Thursday, May 14, 2009

Fashion Smashion: Cannes Film Festival

Love them or hate them? The jury's out on more than the best film at the Cannes Film Festival. Cast your vote...which stars get the thumbs up and which should be booed off the red carpet?

Tilda Swinton

Robyn Wright Penn

Isabelle Huppert

Elizabeth Banks

Eugenia Silva

Asia Argento

Aishwarya Rai Bachchan

Shu Qi

Source: Zimbio

Chicken saltimbocca with creamy polenta

You know, it wasn't until I started blogging the meals I'd made and enjoyed, that I realised how many new recipes I try and how much cooking I actually do! That probably says something about the amount of time I spend thinking about food.
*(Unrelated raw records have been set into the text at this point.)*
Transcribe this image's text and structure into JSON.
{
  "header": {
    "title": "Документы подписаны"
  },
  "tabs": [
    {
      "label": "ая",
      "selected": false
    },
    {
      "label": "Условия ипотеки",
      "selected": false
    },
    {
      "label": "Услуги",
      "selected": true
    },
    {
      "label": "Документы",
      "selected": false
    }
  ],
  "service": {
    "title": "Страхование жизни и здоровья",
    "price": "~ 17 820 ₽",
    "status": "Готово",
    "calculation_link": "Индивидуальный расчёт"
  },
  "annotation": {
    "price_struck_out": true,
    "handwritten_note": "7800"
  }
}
This is another newie which I found on my fave food website, ... it didn't disappoint.

what you need

4 medium (about 220g each) single chicken breast fillets, tenderloins removed
8 slices prosciutto
16 fresh sage leaves
50g butter
375ml (1 1/2 cups) water
500ml (2 cups) milk
170g (1 cup) instant polenta (cornmeal)
20g (1/4 cup) finely grated parmesan
60ml (1/4 cup) thin cream
Salt & freshly ground black pepper
125ml (1/2 cup) dry white wine
Finely chopped fresh continental parsley, to serve
Steamed broccolini, to serve

what to do
  1. Use a sharp knife to cut each chicken fillet in half horizontally to make 8 thin pieces. Place 1 piece of chicken between 2 pieces of plastic wrap. Use the flat side of a meat mallet or a rolling pin to gently pound the chicken until about 7mm thick. Repeat with remaining chicken pieces.
  2. Place the chicken pieces, cut side up, on a clean work surface. Top each piece with 1 slice of prosciutto and 2 sage leaves. Roll up firmly to enclose the filling and secure with a toothpick.
  3. Melt half the butter in a frying pan over medium heat until foaming. Add the chicken and cook for 4 minutes each side or until golden and cooked through. Transfer to a plate and cover loosely with foil. Set aside for 5 minutes to rest.
  4. Meanwhile, heat the water and milk in a large saucepan over medium heat until mixture almost comes to the boil. Gradually add the polenta in a thin steady stream, stirring constantly with a wooden spoon until all the polenta is incorporated into the water. Cook, stirring constantly, for 2 minutes or until mixture thickens and polenta is soft. Add the parmesan, cream and remaining butter and stir until parmesan melts. Taste and season with salt and pepper.
  5. Heat the frying pan over high heat. Add wine and cook, stirring, for 1 minute or until liquid is reduced by half.
  6. Divide polenta among serving plates. Top with chicken, drizzle with wine sauce and sprinkle with parsley. Serve with steamed broccolini, if desired.